People walk in Times Square on mid-term election day in Manhattan, New York, the US, on November 6 2018. Picture: REUTERS/CAITLIN OCHS
People walk in Times Square on mid-term election day in Manhattan, New York, the US, on November 6 2018. Picture: REUTERS/CAITLIN OCHS

London — Wall Street was set for a modestly firmer open on Wednesday and global stocks rose after significant US mid-term election gains for the opposition Democrats, but the outcome may rule out further tax cuts, sending the dollar and US treasury yields sharply lower.

The Democrats look headed to gain more than 30 seats, well beyond the 23 they needed to claim their first majority in the House in eight years. With US President Donald Trump’s Republican party holding onto its Senate majority, the results from Tuesday’s elections were in line with expectations.

Moreover, while gridlock in Washington could hamper Trump’s political and economic agenda, few expect a reversal of tax-cutting and financial-deregulation measures that have already been enacted.

This view helped all three New York equity indices rise about 0.7% on Tuesday and they look set to build on those gains, with S&P 500 and Nasdaq futures up 0.7% and 1.25%, respectively.

Market sentiment had been volatile in Asian trade, with stocks and the dollar swinging on the Republicans’ fluctuating prospects of retaining the House, but by 9am GMT, MSCI’s world equity index was up 0.3%, while a pan-European stocks benchmark jumped about 1%.

“The good news, in a way, for markets is that there was an uncertainty that’s now been removed. We know where we stand for the next two years and investors will focus back on the fundamentals which are [company] earnings growth and the economy,” said Guy Miller, chief market strategist at Zurich Insurance Group.

On the other hand, most agree that the newly empowered House Democrats will have the ability to investigate Trump’s tax returns, possible business conflicts of interest, and allegations involving his 2016 campaign’s links to Russia.

Moreover, a split US Congress will be able to hamper Trump’s push for a further round of tax cuts and deregulation — measures that have turbocharged the US economy, stock markets and the dollar, keeping the US Federal Reserve on a policy-tightening path.

The Fed is expected to signal this week that an interest-rate rise remains on the agenda for December.

“Certainly, it is now unlikely we will see additional fiscal stimulus in the near term; that’s a profound change but there will be no repeal of what’s already in place,” Miller said.

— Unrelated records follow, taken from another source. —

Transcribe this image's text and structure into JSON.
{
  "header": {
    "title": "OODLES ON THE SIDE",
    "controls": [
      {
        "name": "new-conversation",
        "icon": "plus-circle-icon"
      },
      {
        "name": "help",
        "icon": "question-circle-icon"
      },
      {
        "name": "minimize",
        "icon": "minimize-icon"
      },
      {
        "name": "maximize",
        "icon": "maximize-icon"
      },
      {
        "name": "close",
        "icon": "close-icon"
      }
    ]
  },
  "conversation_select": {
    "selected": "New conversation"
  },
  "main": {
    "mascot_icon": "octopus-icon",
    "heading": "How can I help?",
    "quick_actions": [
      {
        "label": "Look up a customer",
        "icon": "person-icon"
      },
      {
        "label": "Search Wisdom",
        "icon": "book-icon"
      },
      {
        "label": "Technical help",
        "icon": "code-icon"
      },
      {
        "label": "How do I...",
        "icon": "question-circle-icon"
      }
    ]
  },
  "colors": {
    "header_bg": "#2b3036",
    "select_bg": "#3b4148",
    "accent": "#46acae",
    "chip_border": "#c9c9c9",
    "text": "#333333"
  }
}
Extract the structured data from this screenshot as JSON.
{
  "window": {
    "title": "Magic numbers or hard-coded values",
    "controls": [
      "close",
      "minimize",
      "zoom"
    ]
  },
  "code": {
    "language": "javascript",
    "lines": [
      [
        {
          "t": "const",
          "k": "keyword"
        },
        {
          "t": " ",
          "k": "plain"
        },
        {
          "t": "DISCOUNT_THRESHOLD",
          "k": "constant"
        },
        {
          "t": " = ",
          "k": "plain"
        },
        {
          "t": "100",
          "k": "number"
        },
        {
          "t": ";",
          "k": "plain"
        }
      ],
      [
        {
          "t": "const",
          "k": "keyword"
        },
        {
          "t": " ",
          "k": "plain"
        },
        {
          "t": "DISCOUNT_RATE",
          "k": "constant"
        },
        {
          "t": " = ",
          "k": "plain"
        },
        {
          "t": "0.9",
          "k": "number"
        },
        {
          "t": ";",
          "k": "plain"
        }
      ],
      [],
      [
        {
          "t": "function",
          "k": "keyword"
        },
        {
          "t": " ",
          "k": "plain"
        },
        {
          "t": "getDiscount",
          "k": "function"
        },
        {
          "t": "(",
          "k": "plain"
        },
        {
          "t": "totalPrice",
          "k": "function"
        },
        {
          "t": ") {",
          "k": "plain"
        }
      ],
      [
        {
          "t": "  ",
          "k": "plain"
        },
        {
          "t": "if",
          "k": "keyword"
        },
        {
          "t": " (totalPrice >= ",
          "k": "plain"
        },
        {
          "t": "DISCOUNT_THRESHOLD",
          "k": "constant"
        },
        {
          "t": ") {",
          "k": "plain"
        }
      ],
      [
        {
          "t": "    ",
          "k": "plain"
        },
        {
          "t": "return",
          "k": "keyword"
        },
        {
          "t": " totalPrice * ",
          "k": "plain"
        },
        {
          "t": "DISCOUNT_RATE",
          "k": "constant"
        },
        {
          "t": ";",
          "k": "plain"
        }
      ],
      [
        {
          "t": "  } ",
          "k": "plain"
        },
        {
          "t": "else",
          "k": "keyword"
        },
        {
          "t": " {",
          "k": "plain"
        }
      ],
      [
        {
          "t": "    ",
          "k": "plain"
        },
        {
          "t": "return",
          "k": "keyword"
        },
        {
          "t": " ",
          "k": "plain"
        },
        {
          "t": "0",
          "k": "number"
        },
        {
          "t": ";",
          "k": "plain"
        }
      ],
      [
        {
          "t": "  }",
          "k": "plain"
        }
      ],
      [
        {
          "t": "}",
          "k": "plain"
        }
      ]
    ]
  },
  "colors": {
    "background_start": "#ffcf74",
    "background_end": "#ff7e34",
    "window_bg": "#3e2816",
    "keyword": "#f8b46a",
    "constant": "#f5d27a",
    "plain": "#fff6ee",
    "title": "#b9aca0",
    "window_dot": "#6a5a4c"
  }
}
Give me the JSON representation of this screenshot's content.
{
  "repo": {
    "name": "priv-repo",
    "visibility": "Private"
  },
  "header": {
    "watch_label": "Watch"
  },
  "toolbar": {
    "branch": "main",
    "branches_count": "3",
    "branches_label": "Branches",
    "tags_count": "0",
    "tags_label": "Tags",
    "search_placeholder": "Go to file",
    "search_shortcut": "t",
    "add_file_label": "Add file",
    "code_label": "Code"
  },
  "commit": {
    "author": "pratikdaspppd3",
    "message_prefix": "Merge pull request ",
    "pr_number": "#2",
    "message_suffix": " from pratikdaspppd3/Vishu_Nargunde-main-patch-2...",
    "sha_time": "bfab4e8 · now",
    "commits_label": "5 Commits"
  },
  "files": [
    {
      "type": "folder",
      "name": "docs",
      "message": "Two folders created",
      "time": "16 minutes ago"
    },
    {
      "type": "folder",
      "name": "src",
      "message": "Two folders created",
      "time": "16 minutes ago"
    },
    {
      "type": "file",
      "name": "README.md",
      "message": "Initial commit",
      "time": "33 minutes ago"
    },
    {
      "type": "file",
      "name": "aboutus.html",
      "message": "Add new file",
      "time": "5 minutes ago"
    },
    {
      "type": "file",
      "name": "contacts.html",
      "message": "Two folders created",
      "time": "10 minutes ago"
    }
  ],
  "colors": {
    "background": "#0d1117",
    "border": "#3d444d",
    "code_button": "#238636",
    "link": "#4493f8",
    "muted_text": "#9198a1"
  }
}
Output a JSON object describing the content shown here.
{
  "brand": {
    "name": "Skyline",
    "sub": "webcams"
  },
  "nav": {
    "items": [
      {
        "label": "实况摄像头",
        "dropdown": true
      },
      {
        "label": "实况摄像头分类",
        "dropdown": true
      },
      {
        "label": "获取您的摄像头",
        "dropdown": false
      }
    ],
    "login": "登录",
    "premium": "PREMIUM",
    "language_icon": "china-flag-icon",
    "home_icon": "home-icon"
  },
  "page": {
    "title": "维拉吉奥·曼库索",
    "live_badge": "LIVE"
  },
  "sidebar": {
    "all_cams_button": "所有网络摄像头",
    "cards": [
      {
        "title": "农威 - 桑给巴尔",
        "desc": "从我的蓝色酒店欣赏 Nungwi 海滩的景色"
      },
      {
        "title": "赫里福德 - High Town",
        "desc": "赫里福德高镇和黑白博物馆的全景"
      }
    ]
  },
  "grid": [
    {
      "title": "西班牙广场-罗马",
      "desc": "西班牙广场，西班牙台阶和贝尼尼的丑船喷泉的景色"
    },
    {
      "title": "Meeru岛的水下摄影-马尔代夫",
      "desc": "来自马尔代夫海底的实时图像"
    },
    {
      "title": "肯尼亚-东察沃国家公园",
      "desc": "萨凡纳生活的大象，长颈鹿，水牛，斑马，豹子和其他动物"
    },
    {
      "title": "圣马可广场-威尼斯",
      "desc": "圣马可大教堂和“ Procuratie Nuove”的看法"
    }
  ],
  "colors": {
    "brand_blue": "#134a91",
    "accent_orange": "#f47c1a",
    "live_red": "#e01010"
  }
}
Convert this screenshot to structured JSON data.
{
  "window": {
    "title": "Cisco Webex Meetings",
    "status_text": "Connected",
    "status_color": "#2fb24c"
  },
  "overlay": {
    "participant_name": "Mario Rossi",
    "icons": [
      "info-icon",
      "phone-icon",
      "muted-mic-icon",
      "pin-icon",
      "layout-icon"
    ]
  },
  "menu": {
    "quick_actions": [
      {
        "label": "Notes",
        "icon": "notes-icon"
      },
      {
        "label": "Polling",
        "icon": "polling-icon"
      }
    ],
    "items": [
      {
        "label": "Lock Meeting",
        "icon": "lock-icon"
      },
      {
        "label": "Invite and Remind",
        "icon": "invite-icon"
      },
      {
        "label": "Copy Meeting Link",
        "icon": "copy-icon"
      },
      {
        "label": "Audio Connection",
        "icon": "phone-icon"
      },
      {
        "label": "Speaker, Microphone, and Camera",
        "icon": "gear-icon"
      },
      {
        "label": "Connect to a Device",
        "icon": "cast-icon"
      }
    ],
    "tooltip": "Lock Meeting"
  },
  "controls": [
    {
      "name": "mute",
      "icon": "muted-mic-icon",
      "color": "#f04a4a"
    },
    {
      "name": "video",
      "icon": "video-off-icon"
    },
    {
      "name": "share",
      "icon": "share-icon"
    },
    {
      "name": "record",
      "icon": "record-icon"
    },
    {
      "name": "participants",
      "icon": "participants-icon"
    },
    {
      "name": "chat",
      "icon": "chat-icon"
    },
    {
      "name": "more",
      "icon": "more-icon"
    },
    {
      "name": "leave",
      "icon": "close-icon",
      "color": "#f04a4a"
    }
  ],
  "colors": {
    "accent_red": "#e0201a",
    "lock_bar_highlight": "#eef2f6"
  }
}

This view pushed the dollar 0.4% lower against a basket of currencies. Against the yen, it was 0.4% lower at ¥113.06, reversing earlier gains to a one-month high of ¥113.82.

Currencies on the rise

The euro rose almost half a percent to $1.148, a two-week high, while the pound gained 0.4% to $1.315, clinging to three-week highs hit after Brexit secretary Dominic Raab indicated on Tuesday that a deal on exiting the EU was likely.

On bond markets, 10-year US treasury bond yields fell below 3.18%, down four basis points on the day, as it became clear that more fiscal stimulus was unlikely. An initial knee-jerk rise to 3.25% came after early reports of a better-than-expected performance by the Republicans, but that move soon fizzled out  as results trickled in.

The bond market may remain under pressure from this week’s record volumes of longer-dated government debt supply and the yawning Federal deficit. Many also reckon more spending increases are still possible.

“There are still areas with compromise for spending, so even with a split government I expect more fiscal stimulus ahead. There is some possibility for compromise on infrastructure spending as well,” Steve Friedman, a senior economist at BNP Paribas Asset Management, said.

Attention will also focus on Trump’s hard line on trade tariffs, which he can impose without Congressional approval. This keeps alive worries about a trade war between the US and China.  Chinese shares closed 0.7% lower, while Hong Kong markets ended just above flat

“We would argue that if Trump can do less on the domestic front he is more likely to focus on external matters, such as trade, which will impact risk sentiment,” said Patrick O’Donnell, investment manager at Aberdeen Asset Management in London.

Oil prices were soft after a 2% fall the previous day, with Brent crude futures down 0.25% to just below $72 a barrel.